Exercise materials below:

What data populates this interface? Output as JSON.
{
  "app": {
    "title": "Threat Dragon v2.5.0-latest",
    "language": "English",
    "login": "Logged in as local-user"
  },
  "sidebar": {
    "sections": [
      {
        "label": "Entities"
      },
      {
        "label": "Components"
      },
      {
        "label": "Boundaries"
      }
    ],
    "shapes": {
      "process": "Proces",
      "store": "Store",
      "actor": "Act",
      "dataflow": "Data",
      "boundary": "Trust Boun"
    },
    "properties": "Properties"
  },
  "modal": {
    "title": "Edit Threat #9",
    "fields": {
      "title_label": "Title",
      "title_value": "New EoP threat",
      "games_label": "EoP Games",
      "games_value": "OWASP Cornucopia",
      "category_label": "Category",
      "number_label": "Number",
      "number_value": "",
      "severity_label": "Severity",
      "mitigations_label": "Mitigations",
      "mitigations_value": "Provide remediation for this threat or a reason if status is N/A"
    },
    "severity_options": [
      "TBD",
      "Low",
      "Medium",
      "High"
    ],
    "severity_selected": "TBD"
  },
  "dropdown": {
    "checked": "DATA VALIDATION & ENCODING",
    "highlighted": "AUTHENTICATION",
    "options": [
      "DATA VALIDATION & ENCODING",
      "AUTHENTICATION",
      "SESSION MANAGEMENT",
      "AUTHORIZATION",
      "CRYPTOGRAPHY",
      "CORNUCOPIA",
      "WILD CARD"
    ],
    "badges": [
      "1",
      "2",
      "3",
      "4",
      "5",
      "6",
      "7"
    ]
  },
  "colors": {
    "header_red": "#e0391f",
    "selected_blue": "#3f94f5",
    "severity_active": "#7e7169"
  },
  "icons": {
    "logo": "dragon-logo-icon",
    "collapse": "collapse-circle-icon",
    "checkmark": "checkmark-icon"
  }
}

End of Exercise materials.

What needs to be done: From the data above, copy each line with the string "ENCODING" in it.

Task output:
    "checked": "DATA VALIDATION & ENCODING",
      "DATA VALIDATION & ENCODING",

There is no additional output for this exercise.